Data supplied>
________________
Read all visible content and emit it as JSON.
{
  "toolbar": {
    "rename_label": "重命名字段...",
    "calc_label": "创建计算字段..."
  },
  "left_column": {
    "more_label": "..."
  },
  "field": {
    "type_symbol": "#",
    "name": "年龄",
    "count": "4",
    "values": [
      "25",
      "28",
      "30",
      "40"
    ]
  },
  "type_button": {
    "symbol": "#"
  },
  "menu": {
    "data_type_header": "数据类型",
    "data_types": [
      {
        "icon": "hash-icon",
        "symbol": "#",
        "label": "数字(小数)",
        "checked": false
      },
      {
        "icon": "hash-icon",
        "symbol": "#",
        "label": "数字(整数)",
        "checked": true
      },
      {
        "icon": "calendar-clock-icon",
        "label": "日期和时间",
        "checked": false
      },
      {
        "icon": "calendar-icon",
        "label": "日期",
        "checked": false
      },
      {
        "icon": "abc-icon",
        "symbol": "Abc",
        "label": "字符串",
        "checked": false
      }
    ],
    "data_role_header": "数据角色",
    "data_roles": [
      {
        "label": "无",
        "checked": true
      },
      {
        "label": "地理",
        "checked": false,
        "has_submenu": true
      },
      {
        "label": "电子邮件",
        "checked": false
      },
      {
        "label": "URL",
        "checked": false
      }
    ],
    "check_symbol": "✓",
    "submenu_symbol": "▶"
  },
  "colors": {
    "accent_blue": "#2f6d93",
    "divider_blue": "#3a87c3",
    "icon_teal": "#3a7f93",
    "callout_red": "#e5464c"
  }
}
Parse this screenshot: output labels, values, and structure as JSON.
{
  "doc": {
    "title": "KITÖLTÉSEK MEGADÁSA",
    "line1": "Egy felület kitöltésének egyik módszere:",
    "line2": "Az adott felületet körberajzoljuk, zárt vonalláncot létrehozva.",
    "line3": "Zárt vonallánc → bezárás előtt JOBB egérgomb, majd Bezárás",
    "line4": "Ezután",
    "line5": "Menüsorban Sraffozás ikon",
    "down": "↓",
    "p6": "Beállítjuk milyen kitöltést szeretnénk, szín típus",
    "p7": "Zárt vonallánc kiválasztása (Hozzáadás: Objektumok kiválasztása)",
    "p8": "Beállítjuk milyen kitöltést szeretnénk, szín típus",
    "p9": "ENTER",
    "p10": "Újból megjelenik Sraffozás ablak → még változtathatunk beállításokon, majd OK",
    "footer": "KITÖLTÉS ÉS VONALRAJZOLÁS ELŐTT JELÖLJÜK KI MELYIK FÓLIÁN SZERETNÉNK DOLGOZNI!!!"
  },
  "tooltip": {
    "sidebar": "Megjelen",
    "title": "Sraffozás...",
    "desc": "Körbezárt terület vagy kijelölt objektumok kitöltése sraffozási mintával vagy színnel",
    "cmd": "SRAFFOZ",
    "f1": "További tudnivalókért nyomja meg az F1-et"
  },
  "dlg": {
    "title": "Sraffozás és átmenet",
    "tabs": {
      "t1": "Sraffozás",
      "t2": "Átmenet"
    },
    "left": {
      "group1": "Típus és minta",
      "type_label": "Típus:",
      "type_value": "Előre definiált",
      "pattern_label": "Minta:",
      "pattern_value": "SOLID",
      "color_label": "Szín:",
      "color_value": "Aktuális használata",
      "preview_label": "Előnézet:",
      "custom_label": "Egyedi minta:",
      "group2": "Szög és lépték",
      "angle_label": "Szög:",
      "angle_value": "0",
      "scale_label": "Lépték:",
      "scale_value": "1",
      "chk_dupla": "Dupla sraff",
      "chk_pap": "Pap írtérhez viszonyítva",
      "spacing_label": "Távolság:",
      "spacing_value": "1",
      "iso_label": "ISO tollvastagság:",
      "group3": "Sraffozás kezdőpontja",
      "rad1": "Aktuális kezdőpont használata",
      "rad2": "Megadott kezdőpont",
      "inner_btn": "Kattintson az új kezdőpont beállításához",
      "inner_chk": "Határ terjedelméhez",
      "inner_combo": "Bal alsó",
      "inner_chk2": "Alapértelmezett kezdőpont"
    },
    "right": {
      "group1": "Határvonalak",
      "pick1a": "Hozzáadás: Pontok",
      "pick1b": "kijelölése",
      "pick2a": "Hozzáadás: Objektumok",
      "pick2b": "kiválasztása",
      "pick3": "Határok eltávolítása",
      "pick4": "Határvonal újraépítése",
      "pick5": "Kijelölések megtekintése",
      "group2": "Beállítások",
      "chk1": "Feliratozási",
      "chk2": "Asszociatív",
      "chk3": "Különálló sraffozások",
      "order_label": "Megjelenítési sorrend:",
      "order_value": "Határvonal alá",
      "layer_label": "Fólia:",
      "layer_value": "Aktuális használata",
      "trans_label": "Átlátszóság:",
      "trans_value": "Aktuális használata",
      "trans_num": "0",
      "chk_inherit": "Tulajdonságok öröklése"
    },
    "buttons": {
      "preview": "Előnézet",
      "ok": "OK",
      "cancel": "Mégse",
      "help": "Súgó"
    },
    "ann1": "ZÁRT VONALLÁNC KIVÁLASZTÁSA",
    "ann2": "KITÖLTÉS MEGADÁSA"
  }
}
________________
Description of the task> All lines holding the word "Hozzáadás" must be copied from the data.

Task solution>
    "p7": "Zárt vonallánc kiválasztása (Hozzáadás: Objektumok kiválasztása)",
      "pick1a": "Hozzáadás: Pontok",
      "pick2a": "Hozzáadás: Objektumok",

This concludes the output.